Dataset records: Begin

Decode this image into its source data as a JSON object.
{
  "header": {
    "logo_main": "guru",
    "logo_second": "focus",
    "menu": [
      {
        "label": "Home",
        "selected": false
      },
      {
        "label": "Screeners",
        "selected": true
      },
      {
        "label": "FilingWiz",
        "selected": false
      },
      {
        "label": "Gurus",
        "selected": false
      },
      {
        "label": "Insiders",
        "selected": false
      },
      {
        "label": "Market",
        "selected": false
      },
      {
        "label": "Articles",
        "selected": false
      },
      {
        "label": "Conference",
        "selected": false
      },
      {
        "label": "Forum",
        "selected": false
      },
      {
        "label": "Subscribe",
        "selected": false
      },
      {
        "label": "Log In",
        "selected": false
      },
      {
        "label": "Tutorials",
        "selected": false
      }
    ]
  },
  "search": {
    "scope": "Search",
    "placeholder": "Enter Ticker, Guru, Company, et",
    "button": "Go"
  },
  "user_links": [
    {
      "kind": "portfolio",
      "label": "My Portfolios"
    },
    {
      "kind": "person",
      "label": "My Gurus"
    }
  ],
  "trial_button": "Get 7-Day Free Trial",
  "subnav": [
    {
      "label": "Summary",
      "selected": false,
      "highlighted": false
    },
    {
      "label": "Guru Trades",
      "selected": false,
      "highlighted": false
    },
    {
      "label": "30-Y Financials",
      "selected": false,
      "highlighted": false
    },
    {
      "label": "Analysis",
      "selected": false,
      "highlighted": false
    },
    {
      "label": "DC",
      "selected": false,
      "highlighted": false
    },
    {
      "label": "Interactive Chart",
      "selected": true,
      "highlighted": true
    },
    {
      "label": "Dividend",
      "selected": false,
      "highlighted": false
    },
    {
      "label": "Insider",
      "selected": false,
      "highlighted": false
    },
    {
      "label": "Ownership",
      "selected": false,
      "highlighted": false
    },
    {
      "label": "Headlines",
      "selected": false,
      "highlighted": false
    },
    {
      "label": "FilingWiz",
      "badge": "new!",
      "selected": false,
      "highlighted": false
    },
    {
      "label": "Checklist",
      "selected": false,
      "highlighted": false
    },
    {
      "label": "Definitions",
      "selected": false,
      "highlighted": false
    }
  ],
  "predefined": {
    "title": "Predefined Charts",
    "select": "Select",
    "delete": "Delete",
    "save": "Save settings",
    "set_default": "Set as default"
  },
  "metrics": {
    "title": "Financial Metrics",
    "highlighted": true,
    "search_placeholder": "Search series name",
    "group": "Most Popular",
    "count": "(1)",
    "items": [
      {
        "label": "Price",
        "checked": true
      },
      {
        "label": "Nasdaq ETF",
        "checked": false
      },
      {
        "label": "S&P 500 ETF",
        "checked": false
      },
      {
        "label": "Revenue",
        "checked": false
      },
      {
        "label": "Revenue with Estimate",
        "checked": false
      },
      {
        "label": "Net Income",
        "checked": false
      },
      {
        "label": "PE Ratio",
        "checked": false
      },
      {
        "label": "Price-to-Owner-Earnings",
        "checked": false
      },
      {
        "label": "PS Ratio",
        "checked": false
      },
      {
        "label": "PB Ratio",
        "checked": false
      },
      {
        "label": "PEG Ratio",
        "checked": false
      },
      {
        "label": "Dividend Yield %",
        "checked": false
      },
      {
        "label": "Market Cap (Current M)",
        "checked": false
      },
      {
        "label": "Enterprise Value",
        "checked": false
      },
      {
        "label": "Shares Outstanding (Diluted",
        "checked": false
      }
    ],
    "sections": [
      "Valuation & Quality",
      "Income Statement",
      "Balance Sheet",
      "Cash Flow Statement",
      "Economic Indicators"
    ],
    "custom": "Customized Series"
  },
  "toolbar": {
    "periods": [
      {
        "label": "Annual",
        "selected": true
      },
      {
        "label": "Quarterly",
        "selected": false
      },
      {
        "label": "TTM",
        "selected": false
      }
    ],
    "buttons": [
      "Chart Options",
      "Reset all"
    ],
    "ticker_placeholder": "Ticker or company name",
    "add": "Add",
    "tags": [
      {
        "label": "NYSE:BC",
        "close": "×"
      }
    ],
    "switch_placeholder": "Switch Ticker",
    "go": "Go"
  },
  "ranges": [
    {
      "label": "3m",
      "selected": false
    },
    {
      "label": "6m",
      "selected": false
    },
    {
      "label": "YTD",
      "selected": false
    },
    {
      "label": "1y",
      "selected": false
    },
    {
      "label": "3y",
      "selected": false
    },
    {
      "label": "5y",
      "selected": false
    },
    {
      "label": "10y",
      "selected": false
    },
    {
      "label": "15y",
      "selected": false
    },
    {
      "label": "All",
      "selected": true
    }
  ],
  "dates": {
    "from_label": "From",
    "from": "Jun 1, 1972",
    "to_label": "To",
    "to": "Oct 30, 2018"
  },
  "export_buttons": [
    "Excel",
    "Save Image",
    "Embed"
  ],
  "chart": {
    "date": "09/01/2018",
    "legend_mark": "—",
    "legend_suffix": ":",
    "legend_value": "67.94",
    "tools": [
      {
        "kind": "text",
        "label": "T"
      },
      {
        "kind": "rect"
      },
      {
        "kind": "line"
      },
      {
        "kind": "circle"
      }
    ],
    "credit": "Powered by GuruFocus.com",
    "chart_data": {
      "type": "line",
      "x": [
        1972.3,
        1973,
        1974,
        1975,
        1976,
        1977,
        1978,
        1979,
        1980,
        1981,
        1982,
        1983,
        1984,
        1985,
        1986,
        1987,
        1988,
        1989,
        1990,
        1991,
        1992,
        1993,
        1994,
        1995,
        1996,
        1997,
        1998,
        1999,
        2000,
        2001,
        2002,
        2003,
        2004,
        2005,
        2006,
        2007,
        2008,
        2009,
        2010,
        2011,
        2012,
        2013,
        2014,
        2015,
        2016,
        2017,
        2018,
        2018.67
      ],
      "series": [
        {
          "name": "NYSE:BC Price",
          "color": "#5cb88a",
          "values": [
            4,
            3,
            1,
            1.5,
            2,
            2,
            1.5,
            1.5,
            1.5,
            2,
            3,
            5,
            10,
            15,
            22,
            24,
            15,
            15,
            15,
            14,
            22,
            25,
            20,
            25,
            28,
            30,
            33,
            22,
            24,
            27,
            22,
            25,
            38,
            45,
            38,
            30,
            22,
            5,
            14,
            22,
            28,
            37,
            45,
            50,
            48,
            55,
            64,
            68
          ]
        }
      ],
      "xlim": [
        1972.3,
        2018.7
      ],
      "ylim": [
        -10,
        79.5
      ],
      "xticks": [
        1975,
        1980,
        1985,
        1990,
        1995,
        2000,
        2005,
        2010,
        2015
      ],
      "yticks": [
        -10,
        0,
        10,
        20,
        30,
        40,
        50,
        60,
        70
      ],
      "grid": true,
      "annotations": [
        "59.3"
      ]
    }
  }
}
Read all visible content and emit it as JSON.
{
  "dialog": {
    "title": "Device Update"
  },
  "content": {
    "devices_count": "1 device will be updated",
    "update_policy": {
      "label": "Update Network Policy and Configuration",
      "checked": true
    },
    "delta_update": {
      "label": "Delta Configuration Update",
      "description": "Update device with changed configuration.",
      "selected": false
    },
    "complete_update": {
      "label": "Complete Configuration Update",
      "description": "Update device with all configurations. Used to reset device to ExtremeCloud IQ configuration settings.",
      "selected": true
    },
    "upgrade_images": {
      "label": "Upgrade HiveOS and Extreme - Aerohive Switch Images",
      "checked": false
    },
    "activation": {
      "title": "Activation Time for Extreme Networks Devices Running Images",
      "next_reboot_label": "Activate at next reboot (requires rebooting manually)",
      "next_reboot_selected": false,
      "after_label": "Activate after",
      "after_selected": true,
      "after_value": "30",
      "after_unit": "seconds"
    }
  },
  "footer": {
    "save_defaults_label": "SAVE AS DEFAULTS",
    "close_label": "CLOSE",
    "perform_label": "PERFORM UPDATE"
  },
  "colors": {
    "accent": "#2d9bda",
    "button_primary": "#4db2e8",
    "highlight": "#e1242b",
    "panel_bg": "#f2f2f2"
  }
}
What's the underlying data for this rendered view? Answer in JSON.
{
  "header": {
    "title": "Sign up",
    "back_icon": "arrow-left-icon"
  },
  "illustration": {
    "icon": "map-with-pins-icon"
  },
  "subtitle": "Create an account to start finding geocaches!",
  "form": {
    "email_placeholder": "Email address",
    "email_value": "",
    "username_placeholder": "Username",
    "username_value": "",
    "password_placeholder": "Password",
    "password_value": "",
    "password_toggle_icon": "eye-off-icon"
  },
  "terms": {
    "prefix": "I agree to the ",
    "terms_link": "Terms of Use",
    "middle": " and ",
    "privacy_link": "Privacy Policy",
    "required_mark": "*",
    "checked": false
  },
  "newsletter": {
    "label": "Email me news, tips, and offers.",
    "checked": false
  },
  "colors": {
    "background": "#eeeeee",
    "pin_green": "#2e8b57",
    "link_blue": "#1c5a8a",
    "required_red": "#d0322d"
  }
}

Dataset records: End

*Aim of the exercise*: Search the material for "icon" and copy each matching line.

*Your response*:
    "back_icon": "arrow-left-icon"
    "icon": "map-with-pins-icon"
    "password_toggle_icon": "eye-off-icon"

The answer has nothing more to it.